Justin Schultz may be back, finally and the Pittsburgh Penguins are set to recoup the benefits. The Penguins defenseman joined the team two weeks ago as a full participant and began taking morning skates. The non-contact jersey which warns players to steer clear has been long gone as Schultz has been a full go at practice after returning from a fractured leg suffered on Oct. 13.
Friday afternoon, the team activated Schultz from the IR. However, the decision on when to play has rested more with Schultz and his feeling ready than it has with the training staff.
UPDATE: Schultz is in the lineup, Saturday.
The 28-year-old who signed a three-year $5.5 million contract last summer has been sorely missed on the Penguins blue line. The return date has been a mystery but it could be Saturday or Sunday afternoon.
“When I’m comfortable and confident I can go out there and make plays,” Schultz said on Monday.
And just how vital Schultz has become to the Penguins was never more evident than the first two-plus months of the season. Penguins head coach Mike Sullivan and assistant Jacques Martin were forced to configure the Rubix Cube of healthy Penguins defensemen and figure out which of the four left-handed defensemen were better suited to playing the right side, and which pairings worked well.
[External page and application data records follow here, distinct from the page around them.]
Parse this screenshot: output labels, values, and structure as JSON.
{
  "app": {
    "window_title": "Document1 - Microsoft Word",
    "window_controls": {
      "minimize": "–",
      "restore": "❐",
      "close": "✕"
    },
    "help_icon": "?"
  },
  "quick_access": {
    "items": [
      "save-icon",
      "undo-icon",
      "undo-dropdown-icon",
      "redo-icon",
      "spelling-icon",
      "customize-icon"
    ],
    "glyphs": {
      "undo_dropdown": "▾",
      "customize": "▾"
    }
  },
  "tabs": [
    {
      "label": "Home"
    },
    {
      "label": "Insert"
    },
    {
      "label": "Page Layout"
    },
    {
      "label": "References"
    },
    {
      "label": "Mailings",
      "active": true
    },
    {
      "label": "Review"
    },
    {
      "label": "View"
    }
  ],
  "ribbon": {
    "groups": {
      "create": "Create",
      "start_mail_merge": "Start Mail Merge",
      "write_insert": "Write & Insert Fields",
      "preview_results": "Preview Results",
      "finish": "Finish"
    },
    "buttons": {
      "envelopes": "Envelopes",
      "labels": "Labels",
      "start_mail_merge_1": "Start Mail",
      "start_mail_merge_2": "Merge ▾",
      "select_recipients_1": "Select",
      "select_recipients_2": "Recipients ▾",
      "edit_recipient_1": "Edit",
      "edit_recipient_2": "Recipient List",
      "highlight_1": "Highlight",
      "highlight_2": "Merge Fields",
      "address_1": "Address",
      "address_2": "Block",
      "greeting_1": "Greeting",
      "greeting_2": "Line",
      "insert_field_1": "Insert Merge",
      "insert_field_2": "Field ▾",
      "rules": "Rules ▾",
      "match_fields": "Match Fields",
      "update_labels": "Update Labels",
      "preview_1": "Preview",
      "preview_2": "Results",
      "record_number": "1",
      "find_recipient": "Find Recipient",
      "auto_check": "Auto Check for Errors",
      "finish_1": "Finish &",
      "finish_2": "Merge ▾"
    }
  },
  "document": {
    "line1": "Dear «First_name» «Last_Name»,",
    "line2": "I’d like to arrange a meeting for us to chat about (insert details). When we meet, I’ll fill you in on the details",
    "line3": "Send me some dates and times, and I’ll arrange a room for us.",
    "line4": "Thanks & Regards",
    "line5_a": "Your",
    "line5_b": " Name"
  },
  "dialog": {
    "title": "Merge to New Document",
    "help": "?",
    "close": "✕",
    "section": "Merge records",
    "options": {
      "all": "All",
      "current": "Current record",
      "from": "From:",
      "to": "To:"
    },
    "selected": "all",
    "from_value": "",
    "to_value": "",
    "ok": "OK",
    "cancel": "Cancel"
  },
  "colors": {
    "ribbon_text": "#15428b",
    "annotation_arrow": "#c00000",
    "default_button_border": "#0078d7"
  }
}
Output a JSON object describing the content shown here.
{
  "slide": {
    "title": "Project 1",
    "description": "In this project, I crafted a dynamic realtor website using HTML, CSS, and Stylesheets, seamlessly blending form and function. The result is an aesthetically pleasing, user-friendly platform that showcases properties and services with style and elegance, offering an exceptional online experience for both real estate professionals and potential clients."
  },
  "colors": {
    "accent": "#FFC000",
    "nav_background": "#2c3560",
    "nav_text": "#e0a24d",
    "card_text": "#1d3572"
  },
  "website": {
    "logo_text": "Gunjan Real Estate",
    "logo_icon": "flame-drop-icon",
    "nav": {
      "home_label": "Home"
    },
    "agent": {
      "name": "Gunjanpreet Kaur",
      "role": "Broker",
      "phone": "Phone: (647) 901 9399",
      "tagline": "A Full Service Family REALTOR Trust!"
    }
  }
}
To find the pairings which worked well, the coaches had to sift through several combinations which clearly didn’t work. Some really didn’t work. Those failed pairings were easy to spot, too. Olli Maatta with Jack Johnson and Olli Maatta with Jamie Oleksiak were generally painful to watch.
Maatta’s potentially regular-season ending shoulder injury has caused further shuffling. Johnson finally moved back to the left side, but with Juuso Riikola. Coaches were also sprinkling Johnson with Letang, Wednesday night and Chad Ruhwedel was the right side third pairing.
So there will be real and tangible benefits beyond simply getting the rightie and point producing Schultz back in the lineup.
1. Jack Johnson
Jack Johnson, the fanboy’s whipping post, is not great with pucks but he is noticeably limited when he is on his backhand. Of course, few defensemen are good on the backhand. Teams attacked Johnson at an angle, turned him to his backhand which forced him to make the escape-plays off the glass instead of crisp breakout passes.
The difference Wednesday night when Johnson was on the left of Juuso Riikola was immediately noticeable as Johnson fired head-man passes to center ice.
Fans howl at Johnson’s advanced stats–and they are rough–but the extenuating circumstances are undeniable.
Schultz’ return means that Johnson can permanently return to his natural left side and Riikola will eventually take the third pairing right side, though he appears to be a healthy scratch for Saturday as he worked as the extra defenseman, Friday.
Johnson’s statistics should also see an increase playing beside the offensively gifted Schultz (and Schultz should find confidence playing with a defenseman who rarely gets individually beaten).
2. Power Play Options
The Penguins power-play doesn’t have a consistent gear. They’re red hot or ice cold, and when they go cold, no team has given up more shorthanded goals. When the Penguins power play is scuffling or getting too cute, Schultz could see some shifts on the top unit, again. He may even see shifts with Kris Letang as the Penguins have toyed with a two-defensemen look.
Schultz did a fair amount of top-PP quarterbacking last season before he gave way to Letang. Schultz moves the puck quickly and likes to keep the power play moving. More puck movement equals less individual play and makes it more difficult for aggressive PK’s to pressure.
This could get Phil Kessel’s feet moving in the circle if Schultz swaps into the top unit or it could remove Kessel if Schultz becomes the second point-position.
3. Offensive push from the back side.
The Penguins coaches are still pushing players to hang onto the puck longer, play in the low zone, and force opponents to battle. That gritty game opens up the low-to-high plays but for three months, only Kris Letang has been able to contribute.
The Penguins sorely need a bomber at the blue line to step to the top of the circles and let it rip. Schultz shot is heavy. The boom off the goalie’s pads echoes through the arena.
Given the Penguins newfound speed with Jared McCann and Teddy Blueger and the Penguins physical battlers like Patric Hornqvist and Zach Aston-Reese, even the Penguins coaches might yell, “Shooot!”
In addition to filling the top of the zone with a presence and the air with shots, Shultz is also able to carry the puck, which is another area the Penguins have been lacking. A defenseman with speed through the neutral zone will force opponents to back in or leave someone uncovered. Either way, the Penguins controlled zone entries should improve.
Simple plays become even simpler when the opponent must guard against more options.
And Schultz becomes that additional option.